Website and app data records:
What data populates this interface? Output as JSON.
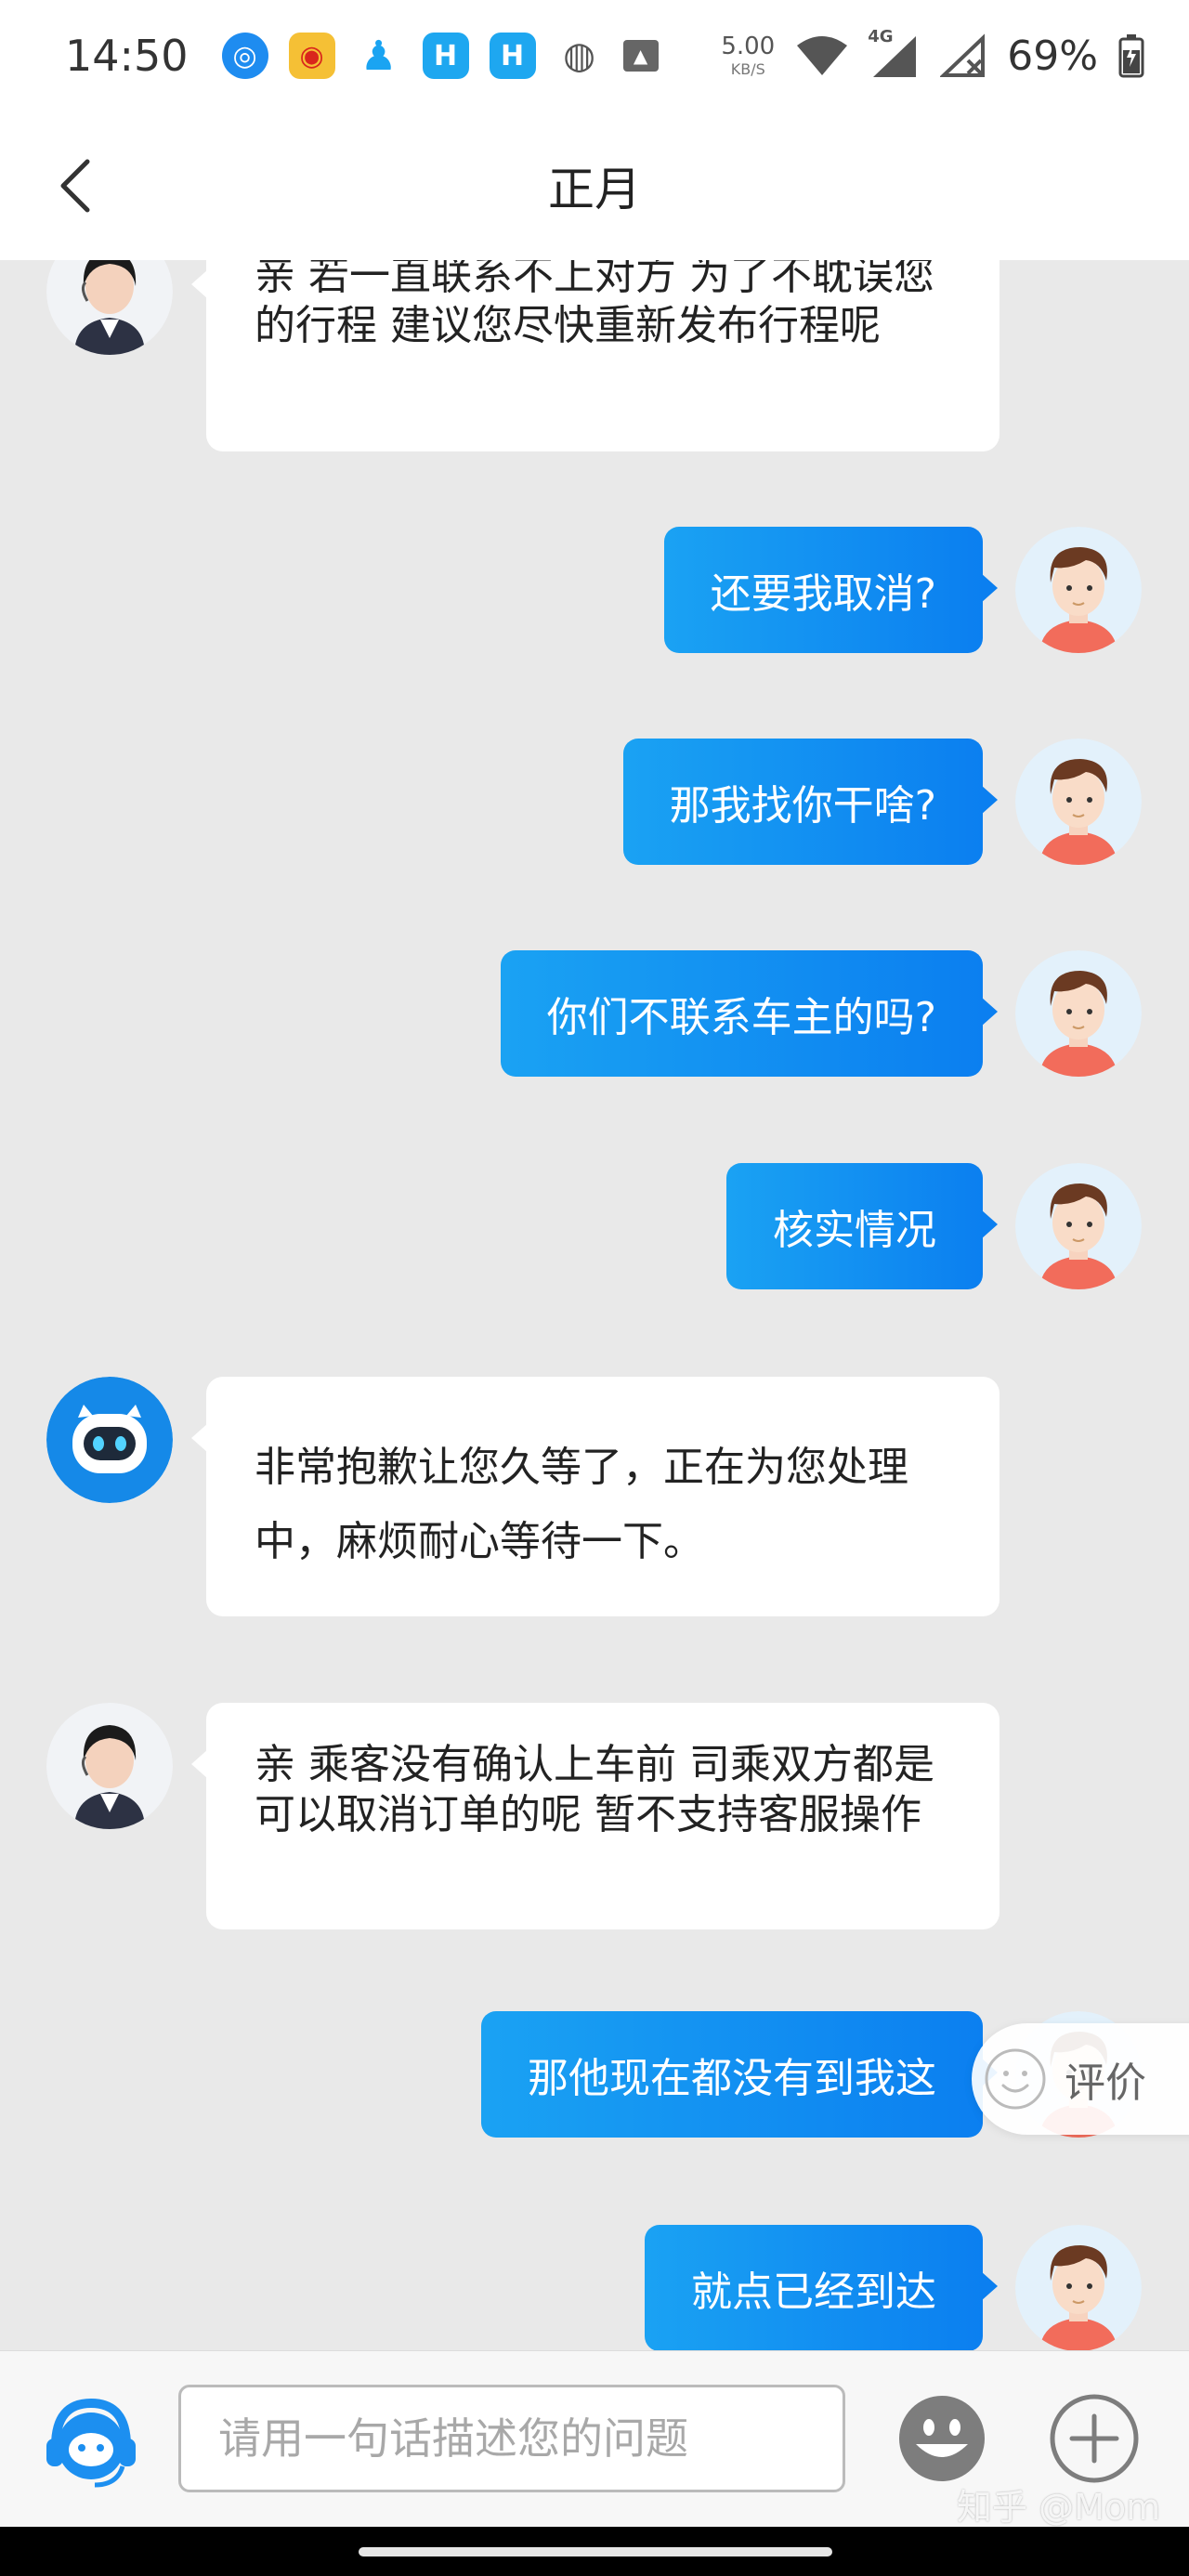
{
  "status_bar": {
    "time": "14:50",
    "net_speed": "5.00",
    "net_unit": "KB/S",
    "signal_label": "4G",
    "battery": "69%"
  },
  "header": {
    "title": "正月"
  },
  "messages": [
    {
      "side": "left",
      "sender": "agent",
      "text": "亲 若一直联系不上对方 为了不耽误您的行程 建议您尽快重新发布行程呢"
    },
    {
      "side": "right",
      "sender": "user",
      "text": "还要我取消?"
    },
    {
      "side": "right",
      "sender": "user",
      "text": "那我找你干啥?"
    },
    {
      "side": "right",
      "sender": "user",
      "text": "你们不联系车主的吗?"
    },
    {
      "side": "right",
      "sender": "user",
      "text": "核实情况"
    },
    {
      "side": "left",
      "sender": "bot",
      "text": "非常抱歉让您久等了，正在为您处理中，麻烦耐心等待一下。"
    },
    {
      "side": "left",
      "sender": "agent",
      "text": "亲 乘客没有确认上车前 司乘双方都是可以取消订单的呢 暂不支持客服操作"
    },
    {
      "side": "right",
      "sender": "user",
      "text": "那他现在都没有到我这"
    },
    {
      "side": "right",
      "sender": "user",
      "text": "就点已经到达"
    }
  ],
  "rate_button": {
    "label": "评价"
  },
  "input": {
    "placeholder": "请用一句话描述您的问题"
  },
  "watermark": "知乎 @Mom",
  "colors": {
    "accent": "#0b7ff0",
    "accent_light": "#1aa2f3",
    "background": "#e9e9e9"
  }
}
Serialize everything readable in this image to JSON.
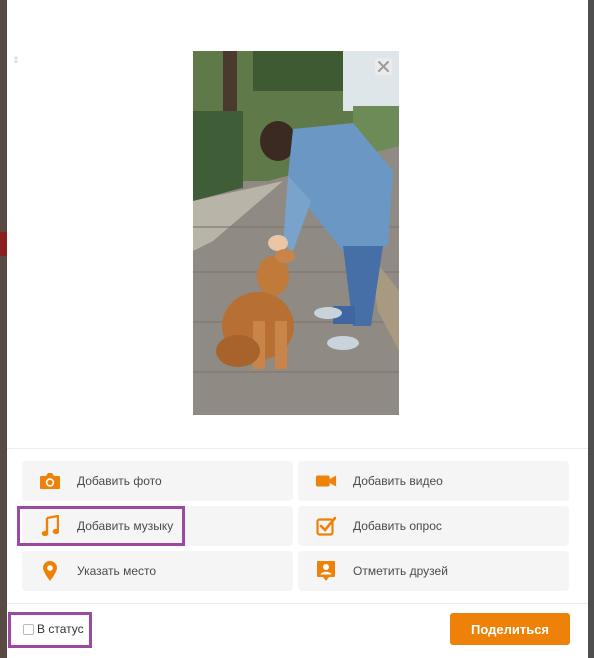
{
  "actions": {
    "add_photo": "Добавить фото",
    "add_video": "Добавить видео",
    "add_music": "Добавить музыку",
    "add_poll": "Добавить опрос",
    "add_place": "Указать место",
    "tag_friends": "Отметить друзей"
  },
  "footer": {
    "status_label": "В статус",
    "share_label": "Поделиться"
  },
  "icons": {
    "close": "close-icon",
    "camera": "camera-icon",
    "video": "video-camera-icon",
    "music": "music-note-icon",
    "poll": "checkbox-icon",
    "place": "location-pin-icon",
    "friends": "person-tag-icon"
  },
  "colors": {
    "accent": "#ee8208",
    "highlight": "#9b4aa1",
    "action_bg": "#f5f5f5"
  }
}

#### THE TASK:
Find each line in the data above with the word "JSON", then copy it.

#### SOLUTION:
What data populates this interface? Output as JSON.
Serialize everything readable in this image to JSON.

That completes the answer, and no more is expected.